If anything is obvious locally it’s that plans to pursue Walker Corporation’s Toondah Harbor proposal will damage an already vulnerable economy in the Redlands and greatly jeopardise the environment.
The lack of community consultation by developers and various levels of government is hurting business, the public discourse, and trust in the establishment. These are very concerning times indeed.
Also concerning is Cleveland state MP Mark Robinson’s rhetoric particularly his singing from Pauline Hanson’s One Nation party’s song sheet. Yes, One Nation are back, yes they now have four Senate seats in the Federal parliament, that’s the beauty of democracy everyone has a say no matter how wrong or right they are. Yes 6 – 10 state seats may well swing towards One Nation much like the 1998 QLD State Election at the upcoming QLD State Election. But that doesn’t mean we have to forget our Australian ‘fair go’ principles.

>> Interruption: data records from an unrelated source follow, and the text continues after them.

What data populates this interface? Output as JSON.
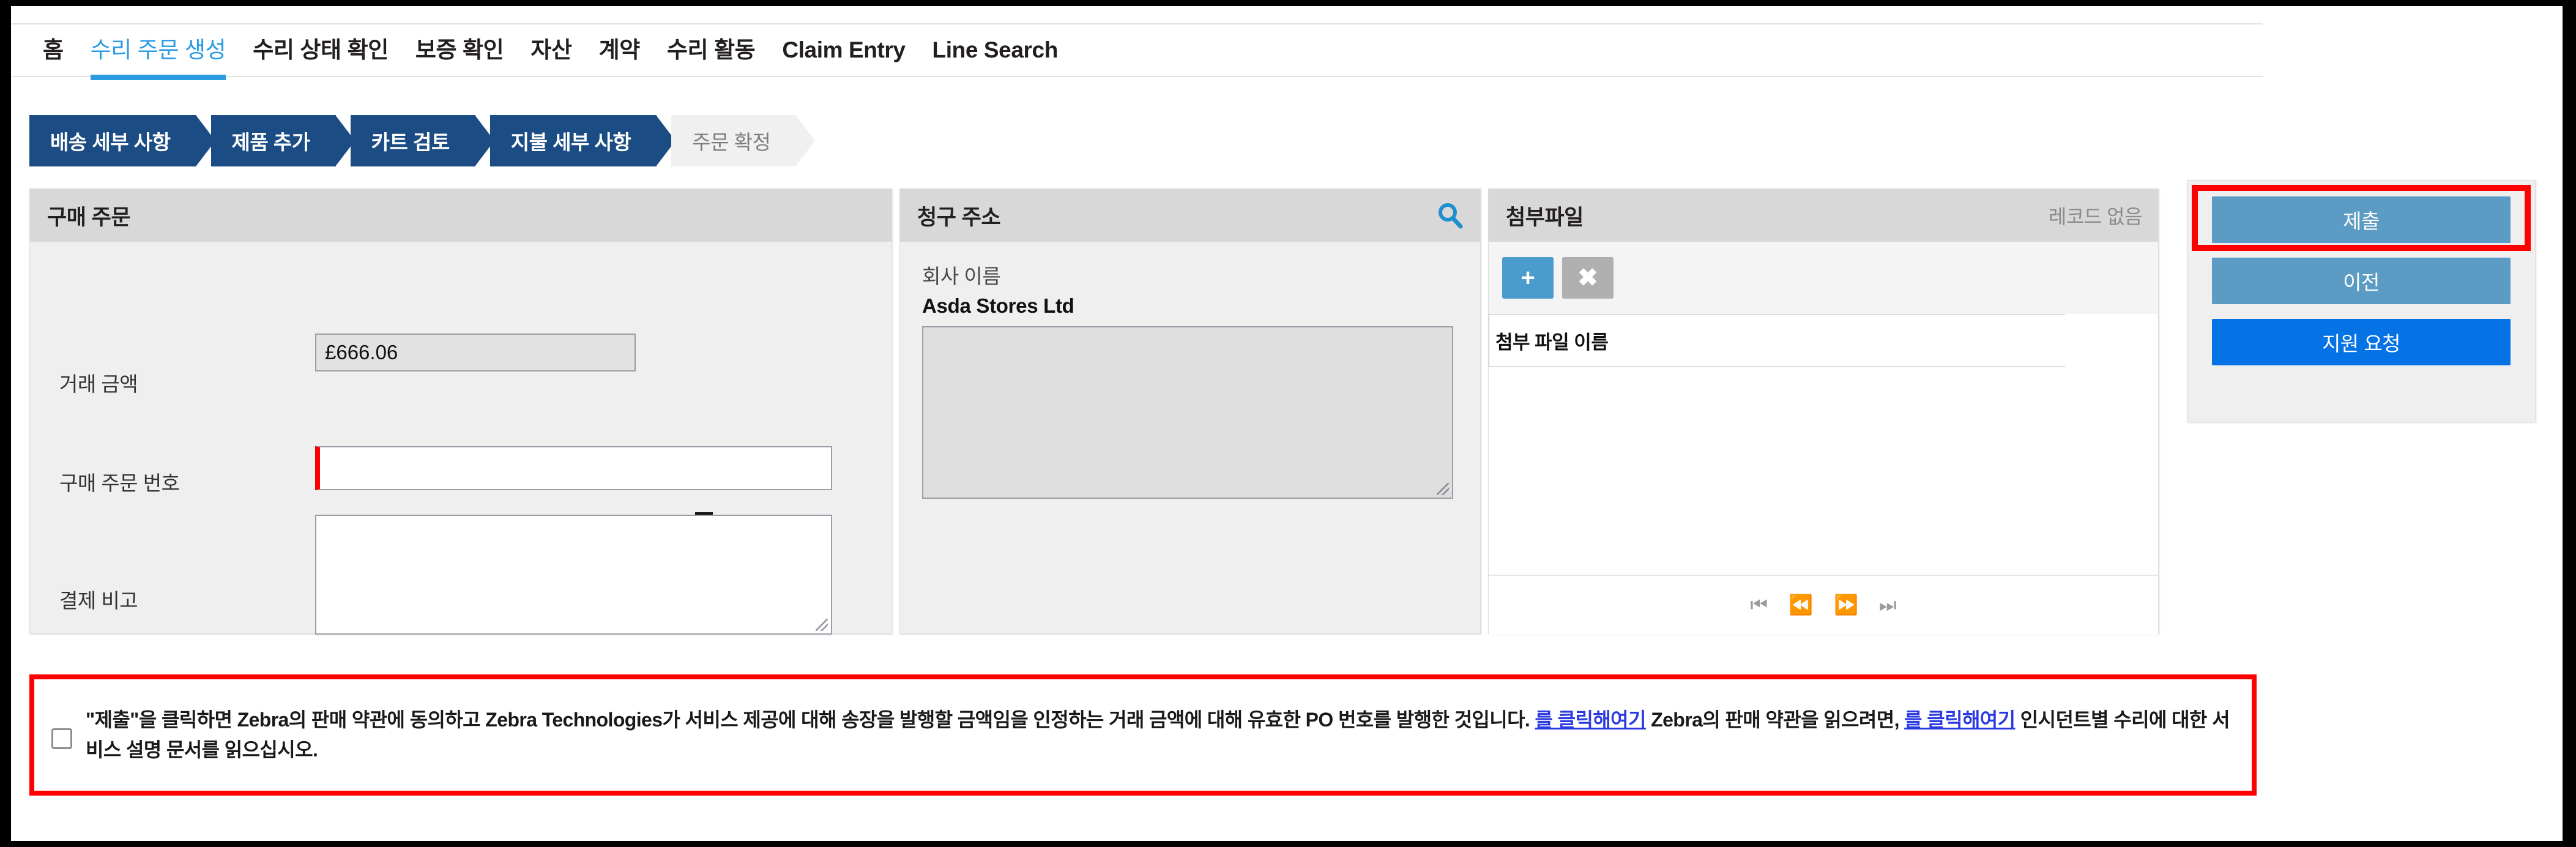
{
  "nav": {
    "tabs": [
      {
        "label": "홈",
        "active": false
      },
      {
        "label": "수리 주문 생성",
        "active": true
      },
      {
        "label": "수리 상태 확인",
        "active": false
      },
      {
        "label": "보증 확인",
        "active": false
      },
      {
        "label": "자산",
        "active": false
      },
      {
        "label": "계약",
        "active": false
      },
      {
        "label": "수리 활동",
        "active": false
      },
      {
        "label": "Claim Entry",
        "active": false
      },
      {
        "label": "Line Search",
        "active": false
      }
    ]
  },
  "steps": [
    {
      "label": "배송 세부 사항",
      "state": "done"
    },
    {
      "label": "제품 추가",
      "state": "done"
    },
    {
      "label": "카트 검토",
      "state": "done"
    },
    {
      "label": "지불 세부 사항",
      "state": "current"
    },
    {
      "label": "주문 확정",
      "state": "inactive"
    }
  ],
  "purchase_order": {
    "title": "구매 주문",
    "amount_label": "거래 금액",
    "amount_value": "£666.06",
    "po_number_label": "구매 주문 번호",
    "po_number_value": "",
    "po_number_placeholder": "",
    "notes_label": "결제 비고",
    "notes_value": "",
    "notes_placeholder": "",
    "doc_icon": "document-icon"
  },
  "billing_address": {
    "title": "청구 주소",
    "search_icon": "search-icon",
    "company_label": "회사 이름",
    "company_value": "Asda Stores Ltd",
    "address_value": ""
  },
  "attachments": {
    "title": "첨부파일",
    "status": "레코드 없음",
    "add_label": "+",
    "delete_label": "✖",
    "column_header": "첨부 파일 이름",
    "rows": [],
    "pager": [
      {
        "icon": "first-page-icon",
        "glyph": "⏮"
      },
      {
        "icon": "prev-page-icon",
        "glyph": "⏪"
      },
      {
        "icon": "next-page-icon",
        "glyph": "⏩"
      },
      {
        "icon": "last-page-icon",
        "glyph": "⏭"
      }
    ]
  },
  "actions": {
    "submit_label": "제출",
    "previous_label": "이전",
    "help_label": "지원 요청"
  },
  "consent": {
    "checked": false,
    "part1": "\"제출\"을 클릭하면 Zebra의 판매 약관에 동의하고 Zebra Technologies가 서비스 제공에 대해 송장을 발행할 금액임을 인정하는 거래 금액에 대해 유효한 PO 번호를 발행한 것입니다. ",
    "link1": "를 클릭해여기",
    "part2": " Zebra의 판매 약관을 읽으려면, ",
    "link2": "를 클릭해여기",
    "part3": " 인시던트별 수리에 대한 서비스 설명 문서를 읽으십시오."
  },
  "colors": {
    "accent_blue": "#2b9be2",
    "step_blue": "#1b4d84",
    "button_blue": "#5b9bc4",
    "help_blue": "#0572e6",
    "highlight_red": "#ff0000",
    "link_blue": "#2b3ae0"
  }
}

We need to keep our sense of balance rather than victimizing asylum seekers and reversing measures to prevent discrimination against minorities. We also need balance in other areas, like development in the property market.

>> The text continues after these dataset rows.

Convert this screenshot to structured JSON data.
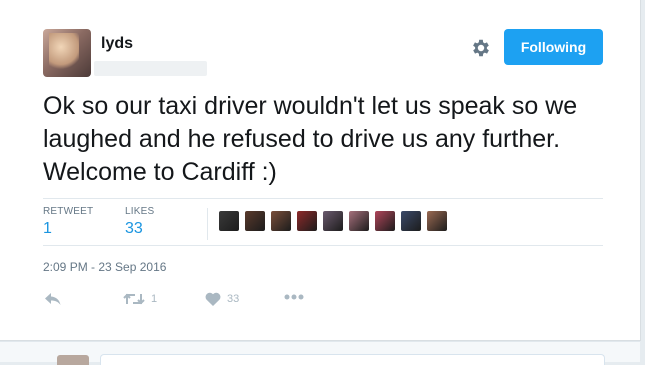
{
  "user": {
    "name": "lyds"
  },
  "header": {
    "follow_label": "Following"
  },
  "tweet": {
    "text": "Ok so our taxi driver wouldn't let us speak so we laughed and he refused to drive us any further. Welcome to Cardiff :)",
    "timestamp": "2:09 PM - 23 Sep 2016"
  },
  "stats": {
    "retweets_label": "RETWEET",
    "retweets_value": "1",
    "likes_label": "LIKES",
    "likes_value": "33"
  },
  "likers": [
    {
      "icon": "liker-avatar",
      "color": "#3a3a3a"
    },
    {
      "icon": "liker-avatar",
      "color": "#5a3a2c"
    },
    {
      "icon": "liker-avatar",
      "color": "#7a4e3a"
    },
    {
      "icon": "liker-avatar",
      "color": "#8e2a2a"
    },
    {
      "icon": "liker-avatar",
      "color": "#6b5a6e"
    },
    {
      "icon": "liker-avatar",
      "color": "#a6707c"
    },
    {
      "icon": "liker-avatar",
      "color": "#b0455a"
    },
    {
      "icon": "liker-avatar",
      "color": "#3b4a6a"
    },
    {
      "icon": "liker-avatar",
      "color": "#9a6a52"
    }
  ],
  "actions": {
    "reply_icon": "reply-icon",
    "retweet_icon": "retweet-icon",
    "retweet_count": "1",
    "like_icon": "heart-icon",
    "like_count": "33",
    "more_icon": "more-icon"
  },
  "colors": {
    "accent": "#1da1f2",
    "link": "#1b95e0",
    "muted": "#657786",
    "icon": "#aab8c2"
  }
}
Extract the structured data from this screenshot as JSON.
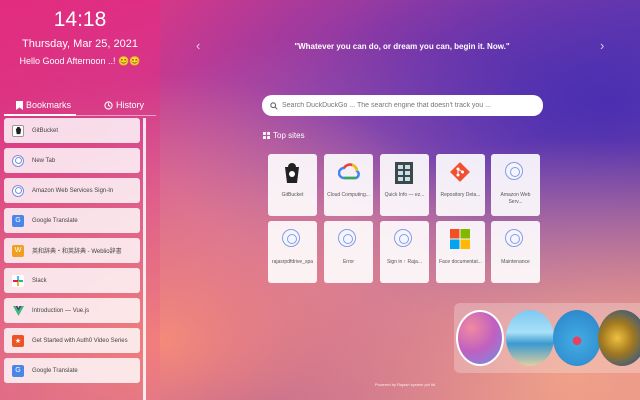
{
  "sidebar": {
    "time": "14:18",
    "date": "Thursday, Mar 25, 2021",
    "greeting": "Hello Good Afternoon ..! 😊😊",
    "tabs": {
      "bookmarks": "Bookmarks",
      "history": "History"
    },
    "bookmarks": [
      {
        "label": "GitBucket",
        "icon": "gitbucket-icon"
      },
      {
        "label": "New Tab",
        "icon": "globe-icon"
      },
      {
        "label": "Amazon Web Services Sign-In",
        "icon": "globe-icon"
      },
      {
        "label": "Google Translate",
        "icon": "google-translate-icon"
      },
      {
        "label": "英和辞典・和英辞典 - Weblio辞書",
        "icon": "weblio-icon"
      },
      {
        "label": "Slack",
        "icon": "slack-icon"
      },
      {
        "label": "Introduction — Vue.js",
        "icon": "vue-icon"
      },
      {
        "label": "Get Started with Auth0 Video Series",
        "icon": "auth0-icon"
      },
      {
        "label": "Google Translate",
        "icon": "google-translate-icon"
      }
    ]
  },
  "quote": "\"Whatever you can do, or dream you can, begin it. Now.\"",
  "search": {
    "placeholder": "Search DuckDuckGo ... The search engine that doesn't track you ..."
  },
  "top_sites": {
    "label": "Top sites",
    "items": [
      {
        "label": "GitBucket",
        "icon": "gitbucket-icon"
      },
      {
        "label": "Cloud Computing...",
        "icon": "google-cloud-icon"
      },
      {
        "label": "Quick Info — ez...",
        "icon": "quick-info-icon"
      },
      {
        "label": "Repository Deta...",
        "icon": "git-icon"
      },
      {
        "label": "Amazon Web Serv...",
        "icon": "globe-icon"
      },
      {
        "label": "rajasrpdfdrive_spa",
        "icon": "globe-icon"
      },
      {
        "label": "Error",
        "icon": "globe-icon"
      },
      {
        "label": "Sign in ↑ Raja...",
        "icon": "globe-icon"
      },
      {
        "label": "Face documentat...",
        "icon": "microsoft-icon"
      },
      {
        "label": "Maintenance",
        "icon": "globe-icon"
      }
    ]
  },
  "footer": "Powered by Rajasri system pvt ltd",
  "colors": {
    "accent": "#e0307a",
    "sidebar_text": "#444444"
  }
}
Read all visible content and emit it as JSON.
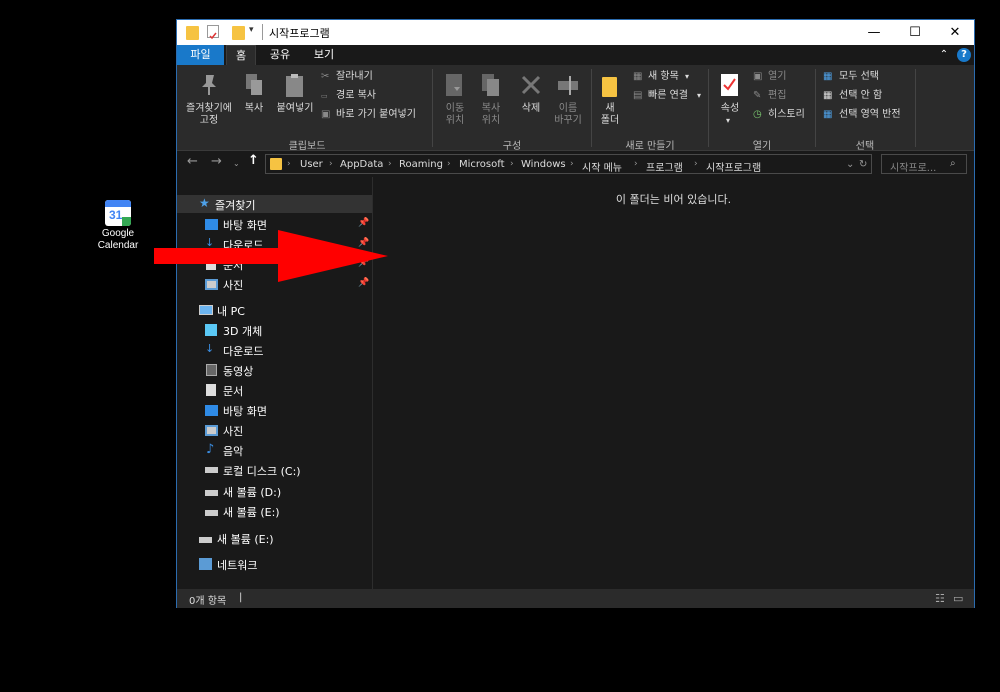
{
  "desktop": {
    "icons": [
      {
        "label": "Google Calendar",
        "number": "31"
      }
    ]
  },
  "window": {
    "title": "시작프로그램",
    "tabs": {
      "file": "파일",
      "home": "홈",
      "share": "공유",
      "view": "보기"
    },
    "controls": {
      "minimize": "—",
      "maximize": "☐",
      "close": "✕"
    },
    "ribbon": {
      "clipboard": {
        "pin": "즐겨찾기에\n고정",
        "copy": "복사",
        "paste": "붙여넣기",
        "cut": "잘라내기",
        "copy_path": "경로 복사",
        "paste_shortcut": "바로 가기 붙여넣기",
        "group": "클립보드"
      },
      "organize": {
        "move_to": "이동\n위치",
        "copy_to": "복사\n위치",
        "delete": "삭제",
        "rename": "이름\n바꾸기",
        "group": "구성"
      },
      "new": {
        "new_folder": "새\n폴더",
        "new_item": "새 항목",
        "easy_access": "빠른 연결",
        "group": "새로 만들기"
      },
      "open": {
        "properties": "속성",
        "open": "열기",
        "edit": "편집",
        "history": "히스토리",
        "group": "열기"
      },
      "select": {
        "select_all": "모두 선택",
        "select_none": "선택 안 함",
        "invert": "선택 영역 반전",
        "group": "선택"
      }
    },
    "address": {
      "crumbs": [
        "User",
        "AppData",
        "Roaming",
        "Microsoft",
        "Windows",
        "시작 메뉴",
        "프로그램",
        "시작프로그램"
      ],
      "search_placeholder": "시작프로..."
    },
    "nav": {
      "quick_access": "즐겨찾기",
      "qa_items": [
        "바탕 화면",
        "다운로드",
        "문서",
        "사진"
      ],
      "this_pc": "내 PC",
      "pc_items": [
        "3D 개체",
        "다운로드",
        "동영상",
        "문서",
        "바탕 화면",
        "사진",
        "음악",
        "로컬 디스크 (C:)",
        "새 볼륨 (D:)",
        "새 볼륨 (E:)"
      ],
      "drive_e": "새 볼륨 (E:)",
      "network": "네트워크"
    },
    "content": {
      "empty_message": "이 폴더는 비어 있습니다."
    },
    "status": {
      "item_count": "0개 항목"
    }
  },
  "colors": {
    "accent": "#1979ca",
    "arrow": "#ff0000",
    "folder": "#f6c342"
  }
}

Greed destroys communities in policy making especially if it is flat lining the potential in our economy. Let’s look at facts all political parties and businesses need to address. The mining boom is over, car manufacturing is drying up, the QLD TAFE system needs a massive overhaul and upgrades, climate change is real and happening – (as Pacific island nations are sinking, the years are getting hotter, and the risk of disease outbreak is worsening) many jobs are becoming less relevant, and there is a skills shortage here and abroad. We are struggling to implement a system that keeps us nationally competitive.
Fixing the skills shortage
The skills shortage, if it continues with no fall, back will feed into the growing problem of the ever increasing drugs epidemic sweeping our state and city. The main crimes committed locally are either theft or drugs related. An underlying culture of silence and complacency is condoning anti-social behaviour. Many young people in their behaviour and depression feel the need to escape their surroundings into a world of delusional ecstasy, how to deal with this?
All levels of government need to invest heavily in upskilling avenues for small businesses, TAFE, and universities to ensure jobs for locals (without the need for offshoring) in IT, robotics, mechatronics, aviation, and water – agricultural based sectors, the NBN needs further attention, and renewables must gain immediate further attention, climate change is real – and regardless of how you feel on the issue there is a massive opportunity here for our investment as most leading GDP nations are transitioning their economies towards renewables.
We are a nation of thinkers and innovators and have made an impressive mark on the world before, let’s do it again this century by training up our youth in key areas where the future economy is developing and by providing them the help they need to help us as a society reach our potential, going forwards not backwards.
Contacting our local council members, state MPs and federal MP about addressing these issues is one method. But if you know of anybody experiencing depression or needing advice regarding crime or drugs abuse, feel free to contact the following:
- Beyond Blue can be contacted on 1300 224 636
- The Alcohol and Drug Information Service can be contacted on 1800 177 833
- Crime Stoppers can be contacted on 1800 333 000
Callen Sorensen – Karklis
Callen is an active member of the Australian Fabians Society, ALP, Crime Stoppers, Meals on Wheels and is a Quandamooka Noonucle Indigenous person with a strong commitment to community. Callen has worked in the retail and market research sectors and is currently a student at Griffith University and a manager of a small IT – based business webhaven